Google AI Can Identify Voices Just Looking at People's Faces

Google AI Can Identify Voices Just Looking at People’s Faces

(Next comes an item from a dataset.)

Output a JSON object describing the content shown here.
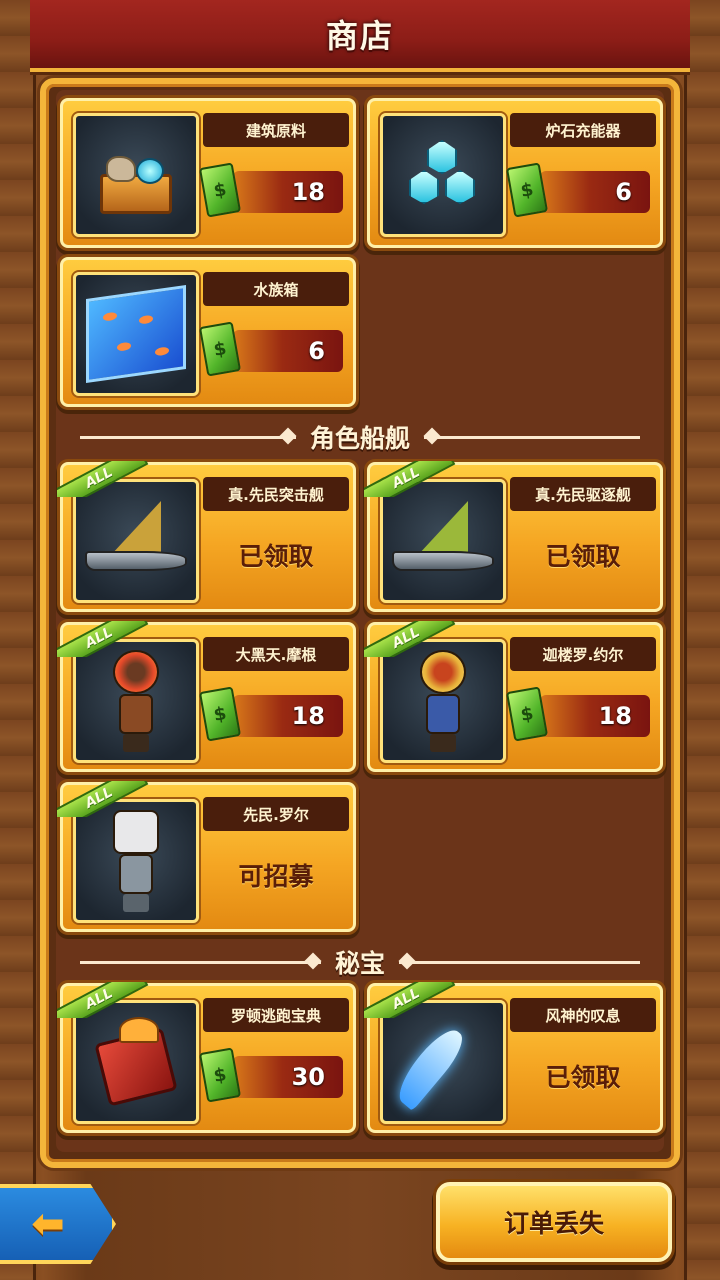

Researchers explain how a new deep learning system (google AI) is able to identify voices just looking at people’s faces as they speak. It was released in a paper titled, “Looking to Listen at the Cocktail Party”. “People are remarkably good at focusing their attention on a particular person in a noisy environment, mentally “muting” all other voices and sounds,” Inbar Mosseri and Oran Lang, software engineers at Google Research noted in a blog post. And while this ability is innate to human beings, “automatic speech separation — separating an audio signal into its individual speech sources — while a well-studied problem, remains a significant challenge for computers.” Mosseri and Lang, however, have created a deep learning audio-visual model capable of isolating speech signals from a variety of other auditory inputs, like additional voices and background noise. “We believe this capability can have a wide range of applications, from speech enhancement and recognition in videos, through video conferencing, to improved hearing aids, especially in situations where there are multiple people speaking,” the duo said. The proves you can see below on the video. Even when people are clearly trying to compete with each other (such as comedians Jon Dore and Rory Scovel in the Team Coco clip above), the google AI can generate a clean audio track for one person just by focusing on their face. That’s true even if the person partially obscures their face with hand gestures or a microphone. Engadget claimed“Google is currently “exploring opportunities” to use this feature in its products, but there are more than a few prime candidates. It’s potentially ideal for video chat services like Hangouts or Duo, where it could help you understand someone talking in a crowded room. It could also be helpful for speech enhancement in video recording. And there are big implications for accessibility: it could lead to camera-linked hearing aids that boost the sound of whoever’s in front of you, and more effective closed captioning.”